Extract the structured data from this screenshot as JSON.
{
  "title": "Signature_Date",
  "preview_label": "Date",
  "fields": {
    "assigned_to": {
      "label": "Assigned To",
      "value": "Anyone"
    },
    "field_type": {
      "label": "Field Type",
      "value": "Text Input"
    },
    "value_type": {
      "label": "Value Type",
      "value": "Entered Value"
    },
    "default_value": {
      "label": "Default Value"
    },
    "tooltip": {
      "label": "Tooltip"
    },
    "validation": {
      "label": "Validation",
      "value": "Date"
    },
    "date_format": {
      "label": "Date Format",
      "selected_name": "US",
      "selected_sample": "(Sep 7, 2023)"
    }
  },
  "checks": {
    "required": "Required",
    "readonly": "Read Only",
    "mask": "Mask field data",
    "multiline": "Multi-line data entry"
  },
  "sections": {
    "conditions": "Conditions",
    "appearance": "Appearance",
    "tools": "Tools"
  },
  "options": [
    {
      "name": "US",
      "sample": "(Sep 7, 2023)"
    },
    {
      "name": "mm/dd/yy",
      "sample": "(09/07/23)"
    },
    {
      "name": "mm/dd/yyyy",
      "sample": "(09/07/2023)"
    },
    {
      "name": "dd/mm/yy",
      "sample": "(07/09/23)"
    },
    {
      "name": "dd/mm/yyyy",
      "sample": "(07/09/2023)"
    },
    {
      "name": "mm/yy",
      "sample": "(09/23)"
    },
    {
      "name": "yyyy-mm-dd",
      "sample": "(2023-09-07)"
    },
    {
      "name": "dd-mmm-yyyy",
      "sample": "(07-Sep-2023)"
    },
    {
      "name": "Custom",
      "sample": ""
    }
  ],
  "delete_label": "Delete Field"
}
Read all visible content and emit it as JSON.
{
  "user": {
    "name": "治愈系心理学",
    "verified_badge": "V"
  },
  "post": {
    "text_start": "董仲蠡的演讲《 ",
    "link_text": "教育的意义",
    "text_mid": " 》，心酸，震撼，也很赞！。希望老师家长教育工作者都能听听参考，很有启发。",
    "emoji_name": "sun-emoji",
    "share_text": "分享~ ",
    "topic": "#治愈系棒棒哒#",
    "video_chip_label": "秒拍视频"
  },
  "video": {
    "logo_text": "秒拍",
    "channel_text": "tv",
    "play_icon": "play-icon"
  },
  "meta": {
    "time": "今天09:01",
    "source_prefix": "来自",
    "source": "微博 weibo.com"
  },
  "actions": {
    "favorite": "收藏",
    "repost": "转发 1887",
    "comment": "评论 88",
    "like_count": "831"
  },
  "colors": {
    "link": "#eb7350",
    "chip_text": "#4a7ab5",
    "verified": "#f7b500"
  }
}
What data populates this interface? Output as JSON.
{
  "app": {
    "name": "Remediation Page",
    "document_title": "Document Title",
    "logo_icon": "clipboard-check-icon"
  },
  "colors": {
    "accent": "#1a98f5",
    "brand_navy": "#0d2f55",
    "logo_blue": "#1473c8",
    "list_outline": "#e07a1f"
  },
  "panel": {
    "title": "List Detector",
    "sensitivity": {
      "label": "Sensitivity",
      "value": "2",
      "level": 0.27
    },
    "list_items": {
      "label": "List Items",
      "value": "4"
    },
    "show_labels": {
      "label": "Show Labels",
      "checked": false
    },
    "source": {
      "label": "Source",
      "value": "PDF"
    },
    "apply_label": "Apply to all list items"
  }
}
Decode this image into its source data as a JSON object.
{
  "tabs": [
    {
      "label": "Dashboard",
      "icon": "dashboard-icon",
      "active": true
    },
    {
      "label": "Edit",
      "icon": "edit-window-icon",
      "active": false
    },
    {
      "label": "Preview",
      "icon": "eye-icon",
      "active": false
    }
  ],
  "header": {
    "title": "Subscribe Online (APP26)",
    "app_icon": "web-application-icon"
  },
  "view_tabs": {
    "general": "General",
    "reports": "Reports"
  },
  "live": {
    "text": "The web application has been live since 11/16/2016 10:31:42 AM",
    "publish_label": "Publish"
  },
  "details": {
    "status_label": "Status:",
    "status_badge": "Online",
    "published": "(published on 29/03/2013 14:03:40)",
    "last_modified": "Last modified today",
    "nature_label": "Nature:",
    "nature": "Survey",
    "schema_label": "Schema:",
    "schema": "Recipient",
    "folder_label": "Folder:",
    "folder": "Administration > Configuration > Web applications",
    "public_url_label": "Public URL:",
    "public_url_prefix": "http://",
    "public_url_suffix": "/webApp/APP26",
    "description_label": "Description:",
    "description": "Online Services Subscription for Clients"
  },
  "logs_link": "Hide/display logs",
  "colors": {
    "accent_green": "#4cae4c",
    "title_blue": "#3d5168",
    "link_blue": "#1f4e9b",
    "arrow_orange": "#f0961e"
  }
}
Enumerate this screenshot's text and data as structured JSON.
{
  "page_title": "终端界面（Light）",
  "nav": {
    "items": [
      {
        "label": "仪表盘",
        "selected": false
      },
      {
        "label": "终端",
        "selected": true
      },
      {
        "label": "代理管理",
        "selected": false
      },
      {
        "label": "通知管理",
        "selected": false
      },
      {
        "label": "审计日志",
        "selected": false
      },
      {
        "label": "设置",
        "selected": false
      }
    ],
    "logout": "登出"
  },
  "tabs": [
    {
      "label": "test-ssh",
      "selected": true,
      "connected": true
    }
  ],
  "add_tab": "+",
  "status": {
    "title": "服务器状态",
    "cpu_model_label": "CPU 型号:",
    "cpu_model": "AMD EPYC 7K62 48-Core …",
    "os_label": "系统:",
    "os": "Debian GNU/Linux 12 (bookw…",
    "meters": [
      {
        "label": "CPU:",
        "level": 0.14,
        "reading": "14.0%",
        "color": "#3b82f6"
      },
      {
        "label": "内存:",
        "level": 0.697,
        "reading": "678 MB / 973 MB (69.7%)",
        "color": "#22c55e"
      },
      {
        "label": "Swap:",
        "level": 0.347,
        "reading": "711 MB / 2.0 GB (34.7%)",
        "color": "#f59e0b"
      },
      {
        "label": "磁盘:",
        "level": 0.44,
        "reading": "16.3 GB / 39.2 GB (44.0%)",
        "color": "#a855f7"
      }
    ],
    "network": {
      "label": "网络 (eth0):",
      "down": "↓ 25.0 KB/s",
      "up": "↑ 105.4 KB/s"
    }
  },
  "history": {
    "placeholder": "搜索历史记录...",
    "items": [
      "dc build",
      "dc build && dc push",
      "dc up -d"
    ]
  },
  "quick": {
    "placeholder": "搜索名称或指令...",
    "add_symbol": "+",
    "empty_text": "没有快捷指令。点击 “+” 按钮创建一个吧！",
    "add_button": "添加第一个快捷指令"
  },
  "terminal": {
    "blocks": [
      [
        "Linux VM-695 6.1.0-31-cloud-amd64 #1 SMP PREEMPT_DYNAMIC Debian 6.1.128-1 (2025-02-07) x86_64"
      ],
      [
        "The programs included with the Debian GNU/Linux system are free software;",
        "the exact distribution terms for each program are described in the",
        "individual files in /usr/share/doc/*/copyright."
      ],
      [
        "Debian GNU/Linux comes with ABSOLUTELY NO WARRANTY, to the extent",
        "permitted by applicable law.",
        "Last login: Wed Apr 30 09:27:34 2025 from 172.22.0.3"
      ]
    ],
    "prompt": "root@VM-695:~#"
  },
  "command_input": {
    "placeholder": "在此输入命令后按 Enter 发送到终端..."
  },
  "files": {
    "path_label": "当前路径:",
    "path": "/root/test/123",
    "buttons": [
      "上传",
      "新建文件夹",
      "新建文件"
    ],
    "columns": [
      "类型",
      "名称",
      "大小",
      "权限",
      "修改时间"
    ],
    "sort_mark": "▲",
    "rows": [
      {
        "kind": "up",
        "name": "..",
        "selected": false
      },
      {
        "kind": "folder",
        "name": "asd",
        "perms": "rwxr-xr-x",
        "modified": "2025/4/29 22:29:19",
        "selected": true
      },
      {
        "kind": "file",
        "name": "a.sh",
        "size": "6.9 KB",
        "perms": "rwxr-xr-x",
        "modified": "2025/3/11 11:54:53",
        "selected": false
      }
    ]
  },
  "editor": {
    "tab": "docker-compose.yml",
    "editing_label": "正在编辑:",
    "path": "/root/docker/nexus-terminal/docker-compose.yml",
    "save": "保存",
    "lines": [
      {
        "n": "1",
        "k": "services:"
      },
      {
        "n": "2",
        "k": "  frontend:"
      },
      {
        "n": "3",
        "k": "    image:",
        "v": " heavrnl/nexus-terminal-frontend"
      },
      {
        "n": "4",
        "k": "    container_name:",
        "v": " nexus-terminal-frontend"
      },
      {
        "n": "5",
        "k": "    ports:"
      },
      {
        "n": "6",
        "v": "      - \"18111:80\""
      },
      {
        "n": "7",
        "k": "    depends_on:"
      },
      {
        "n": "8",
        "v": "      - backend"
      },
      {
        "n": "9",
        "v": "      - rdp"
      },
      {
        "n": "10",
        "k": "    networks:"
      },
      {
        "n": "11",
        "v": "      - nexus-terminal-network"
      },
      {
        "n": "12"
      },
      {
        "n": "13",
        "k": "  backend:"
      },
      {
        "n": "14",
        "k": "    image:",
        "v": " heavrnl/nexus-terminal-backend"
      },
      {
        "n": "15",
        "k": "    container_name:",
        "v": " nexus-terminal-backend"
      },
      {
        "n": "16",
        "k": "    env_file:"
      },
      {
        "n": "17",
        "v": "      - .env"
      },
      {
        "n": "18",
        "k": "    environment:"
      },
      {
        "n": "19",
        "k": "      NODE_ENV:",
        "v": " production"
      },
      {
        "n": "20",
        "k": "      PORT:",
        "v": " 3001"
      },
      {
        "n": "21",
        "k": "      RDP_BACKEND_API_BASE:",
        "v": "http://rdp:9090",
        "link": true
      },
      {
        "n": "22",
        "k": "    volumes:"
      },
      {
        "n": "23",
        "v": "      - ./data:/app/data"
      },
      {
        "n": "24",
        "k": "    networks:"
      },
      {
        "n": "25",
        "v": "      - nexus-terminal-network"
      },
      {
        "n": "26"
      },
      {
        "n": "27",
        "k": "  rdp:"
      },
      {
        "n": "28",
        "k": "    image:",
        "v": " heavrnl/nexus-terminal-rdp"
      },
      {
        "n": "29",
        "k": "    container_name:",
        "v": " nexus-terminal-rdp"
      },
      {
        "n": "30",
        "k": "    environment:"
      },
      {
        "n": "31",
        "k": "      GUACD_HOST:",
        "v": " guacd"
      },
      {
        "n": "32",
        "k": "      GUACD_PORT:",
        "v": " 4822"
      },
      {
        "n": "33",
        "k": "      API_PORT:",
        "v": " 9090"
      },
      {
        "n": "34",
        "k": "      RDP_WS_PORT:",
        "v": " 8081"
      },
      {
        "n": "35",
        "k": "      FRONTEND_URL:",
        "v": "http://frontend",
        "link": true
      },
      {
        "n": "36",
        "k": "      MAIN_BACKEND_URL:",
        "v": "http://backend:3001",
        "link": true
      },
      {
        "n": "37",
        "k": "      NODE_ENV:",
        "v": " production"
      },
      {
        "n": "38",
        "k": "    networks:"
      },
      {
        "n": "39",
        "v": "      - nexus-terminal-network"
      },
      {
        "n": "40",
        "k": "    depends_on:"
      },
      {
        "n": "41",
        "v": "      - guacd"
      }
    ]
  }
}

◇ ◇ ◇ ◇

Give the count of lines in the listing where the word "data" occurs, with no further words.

7